DCP 161 will come into force from 1st April 2018. OFGEM are enforcing this new measure to ensure that Half Hourly (HH) meters that exceed their assigned capacity are charged at an increased rate.
What is DCP 161?
DCP 161 is a new regulation which will mean those who exceed their Maximum Impact Capacity (MIC) figure will be charged on a significantly higher rate than previously.
Changes to DCUSA (Distribution Connection and Use of System Agreement) will introduce excess capacity penalties for half hourly electricity supplies and will mean that the costs incurred when customers exceed their available capacity levels are recovered.

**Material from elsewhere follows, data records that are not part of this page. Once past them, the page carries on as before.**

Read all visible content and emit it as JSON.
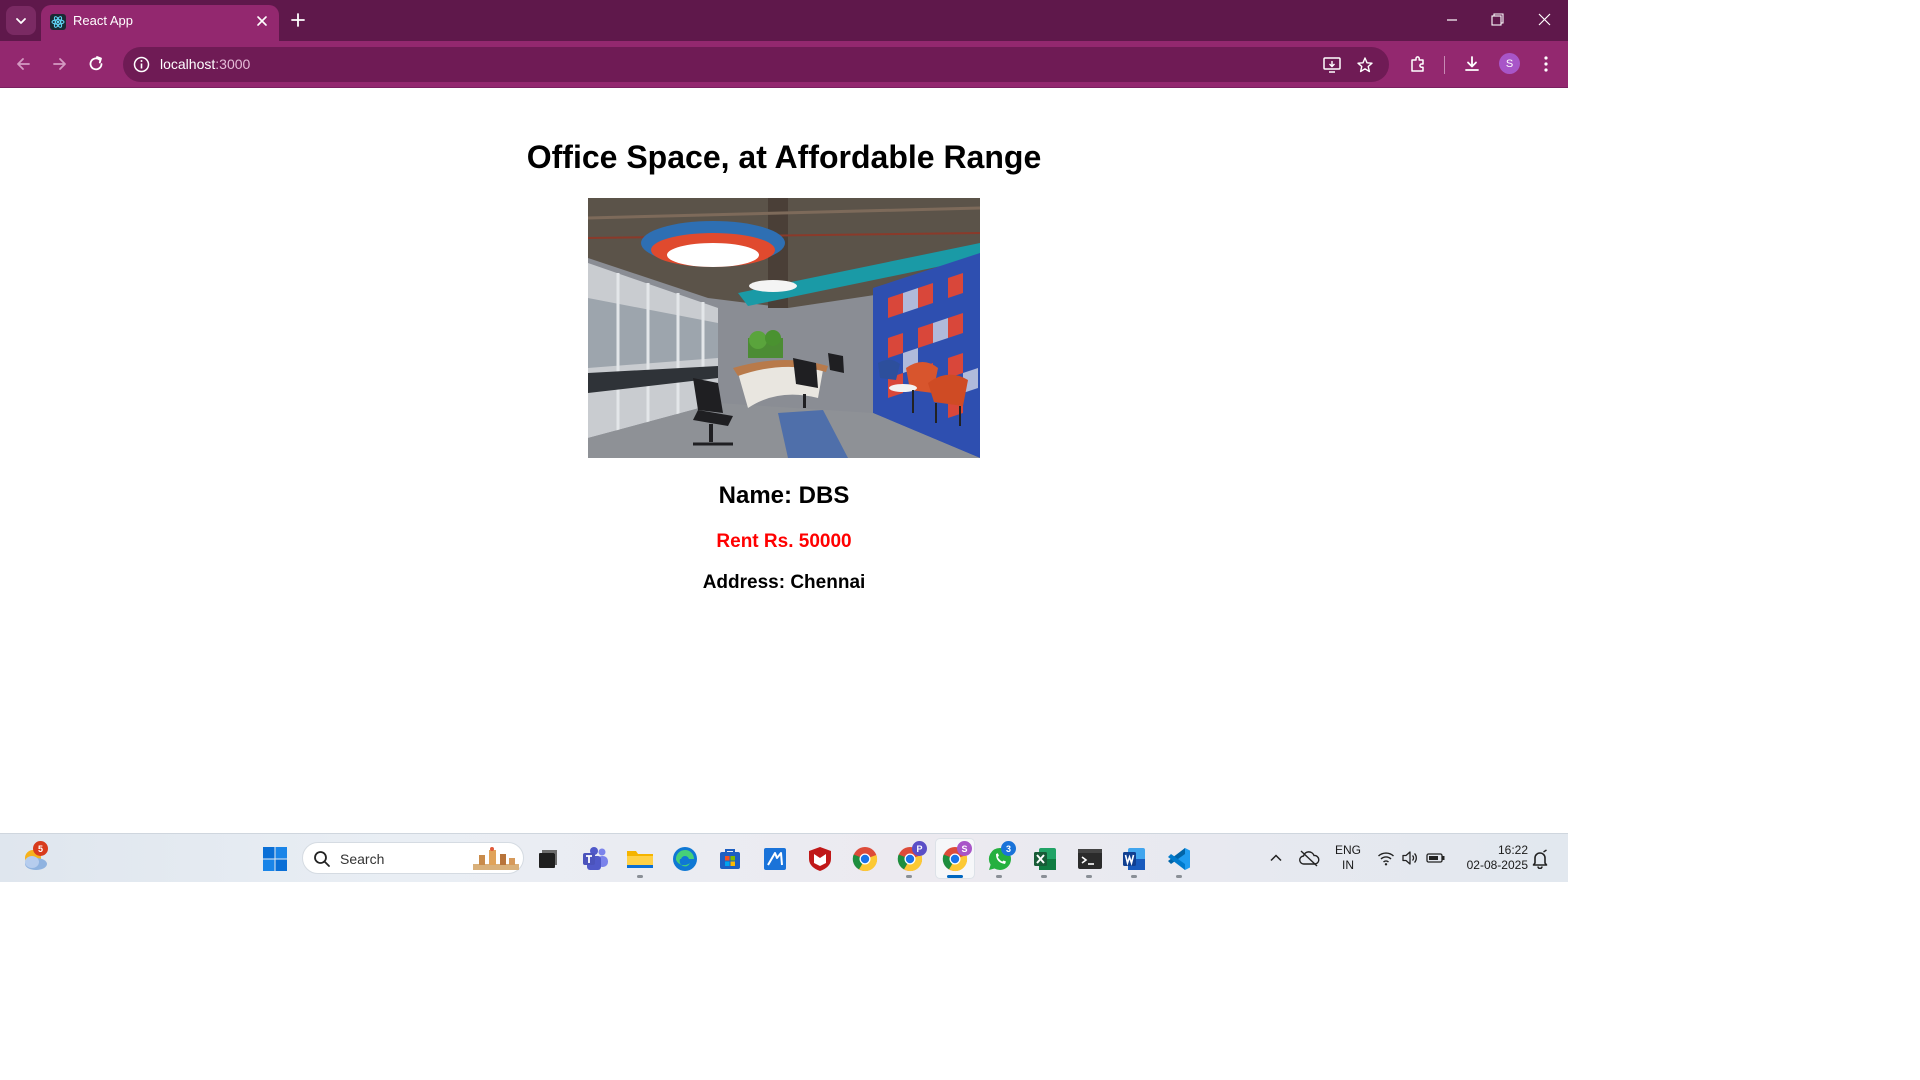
{
  "browser": {
    "tab": {
      "title": "React App",
      "favicon": "react-icon"
    },
    "url_host": "localhost",
    "url_port": ":3000",
    "profile_initial": "S",
    "theme_color": "#93286f"
  },
  "page": {
    "title": "Office Space, at Affordable Range",
    "image_alt": "office-interior-photo",
    "name_label": "Name: DBS",
    "rent_label": "Rent Rs. 50000",
    "rent_color": "#ff0000",
    "address_label": "Address: Chennai"
  },
  "taskbar": {
    "widgets_badge": "5",
    "search_placeholder": "Search",
    "chrome_p_badge": "P",
    "chrome_s_badge": "S",
    "whatsapp_badge": "3",
    "lang_top": "ENG",
    "lang_bottom": "IN",
    "time": "16:22",
    "date": "02-08-2025"
  }
}
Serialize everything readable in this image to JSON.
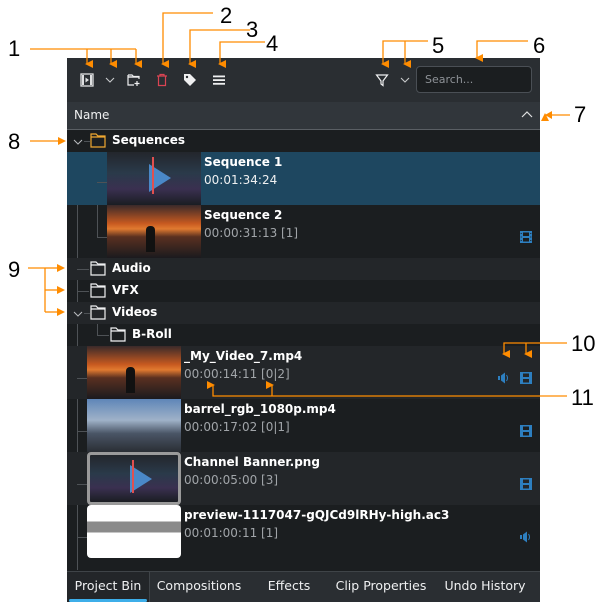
{
  "toolbar": {
    "buttons": [
      {
        "name": "add-clip",
        "icon": "add-clip-icon"
      },
      {
        "name": "add-clip-menu",
        "icon": "chevron-down-icon"
      },
      {
        "name": "create-folder",
        "icon": "folder-add-icon"
      },
      {
        "name": "delete",
        "icon": "trash-icon"
      },
      {
        "name": "tag",
        "icon": "tag-icon"
      },
      {
        "name": "menu",
        "icon": "hamburger-menu-icon"
      },
      {
        "name": "filter",
        "icon": "filter-icon"
      },
      {
        "name": "filter-menu",
        "icon": "chevron-down-icon"
      }
    ],
    "search_placeholder": "Search..."
  },
  "header": {
    "column": "Name",
    "sort_icon": "chevron-up-icon"
  },
  "tree": {
    "folders": {
      "sequences": "Sequences",
      "audio": "Audio",
      "vfx": "VFX",
      "videos": "Videos",
      "broll": "B-Roll"
    },
    "clips": [
      {
        "title": "Sequence 1",
        "info": "00:01:34:24",
        "thumb": "timeline",
        "selected": true,
        "icons": []
      },
      {
        "title": "Sequence 2",
        "info": "00:00:31:13 [1]",
        "thumb": "sunset",
        "selected": false,
        "icons": [
          "film-icon"
        ]
      },
      {
        "title": "_My_Video_7.mp4",
        "info": "00:00:14:11 [0|2]",
        "thumb": "sunset",
        "selected": false,
        "icons": [
          "audio-icon",
          "film-icon"
        ]
      },
      {
        "title": "barrel_rgb_1080p.mp4",
        "info": "00:00:17:02 [0|1]",
        "thumb": "city",
        "selected": false,
        "icons": [
          "film-icon"
        ]
      },
      {
        "title": "Channel Banner.png",
        "info": "00:00:05:00 [3]",
        "thumb": "timeline",
        "selected": false,
        "icons": [
          "film-icon"
        ]
      },
      {
        "title": "preview-1117047-gQJCd9lRHy-high.ac3",
        "info": "00:01:00:11 [1]",
        "thumb": "waveform",
        "selected": false,
        "icons": [
          "audio-icon"
        ]
      }
    ]
  },
  "tabs": [
    {
      "label": "Project Bin",
      "active": true
    },
    {
      "label": "Compositions",
      "active": false
    },
    {
      "label": "Effects",
      "active": false
    },
    {
      "label": "Clip Properties",
      "active": false
    },
    {
      "label": "Undo History",
      "active": false
    }
  ],
  "annotations": [
    "1",
    "2",
    "3",
    "4",
    "5",
    "6",
    "7",
    "8",
    "9",
    "10",
    "11"
  ],
  "colors": {
    "accent": "#3daee9",
    "selection": "#1e4760",
    "annotation": "#ff8c00",
    "delete": "#da4453",
    "folder_highlight": "#f0a830"
  }
}
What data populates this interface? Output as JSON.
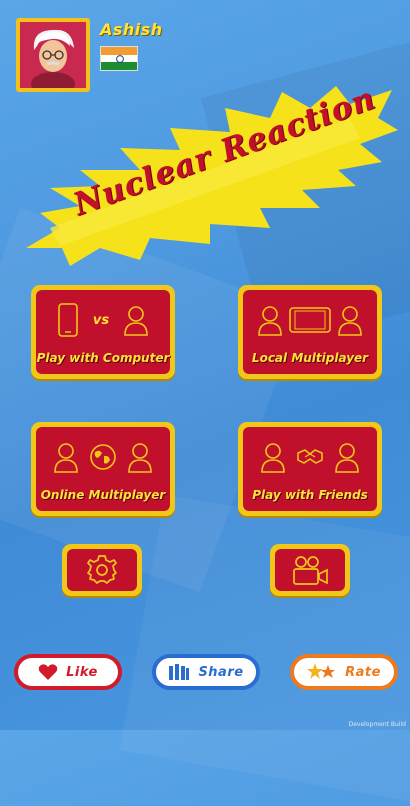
{
  "player": {
    "name": "Ashish",
    "flag": "india-flag"
  },
  "title": "Nuclear Reaction",
  "menu": {
    "play_computer": {
      "label": "Play with Computer",
      "vs": "vs"
    },
    "local_multiplayer": {
      "label": "Local Multiplayer"
    },
    "online_multiplayer": {
      "label": "Online Multiplayer"
    },
    "play_friends": {
      "label": "Play with Friends"
    }
  },
  "tools": {
    "settings_icon": "gear-icon",
    "video_icon": "video-camera-icon"
  },
  "footer": {
    "like": "Like",
    "share": "Share",
    "rate": "Rate",
    "note": "Development Build"
  },
  "colors": {
    "background": "#4d98df",
    "button_frame": "#f1c719",
    "button_fill": "#c1102b",
    "label_yellow": "#ffe23a",
    "title_red": "#c2102a",
    "like_border": "#d21b2a",
    "share_border": "#2a6dd1",
    "rate_border": "#ee7a1c"
  }
}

This excess capacity charge will increase by an average of 81% and up to three times higher than the standard rate once DCP 161 is introduced in April. The specific scale of change will vary by region and voltage, with costs expected to be higher in areas where there is a higher demand for capacity.
Does this effect last year’s p272 changes?
Any electricity meters that have been or are due to be converted to HH as a result of P272, will be settled on the Half Hourly market in time for the introduction of DCP 161. Any businesses that are incurring excess capacity charges will need to agree on a different capacity or take measures to reduce their maximum demand effectively.
What does DCP 161 mean for business electricity consumers?
Many businesses will find themselves with drastically higher electric bills after April as OFGEM are making changes to become more cost reflective. Business customers should act now to lessen the impact further down the line.
A business which uses around 2GWh per annum and exceeds the agreed capacity (or Maximum Import Capacity) by 10% could see an average 48% rise per month and costs could increase month on month without action.
If your business meters are moving from non-HH to HH, you are slightly vulnerable as your available capacity isn’t known and should seek advice to establish the agreed capacity before meters are transferred.
What can business owners do to keep costs down before DCP 161 is enforced?
To avoid your business usage exceeding capacity levels it is essential to understand the available capacity and maximum demand levels of these supplies. The first step is to make sure to have the correct Maximum Impact Capacity (MIC) agreed with your supplier and to control your usage effectively.
If you have any supply or capacity contracts due for renewal between now and April 2018, it would be beneficial to negotiate capacity charges beforehand, as excess charges will be based on the supplier you choose and your consumption.
Exchange Utility can help with a range of business solutions tailored to your energy use and consumption to help to control upcoming price rises.
If you want to increase your available capacity or are looking at ways to reduce your energy consumption and avoid excess charges, Exchange Utility can help.
We can assess your capacity levels against your actual usage to see if you’re at risk of rising charges.
Simply call 0800 9777 000 or fill out the form opposite to find out more.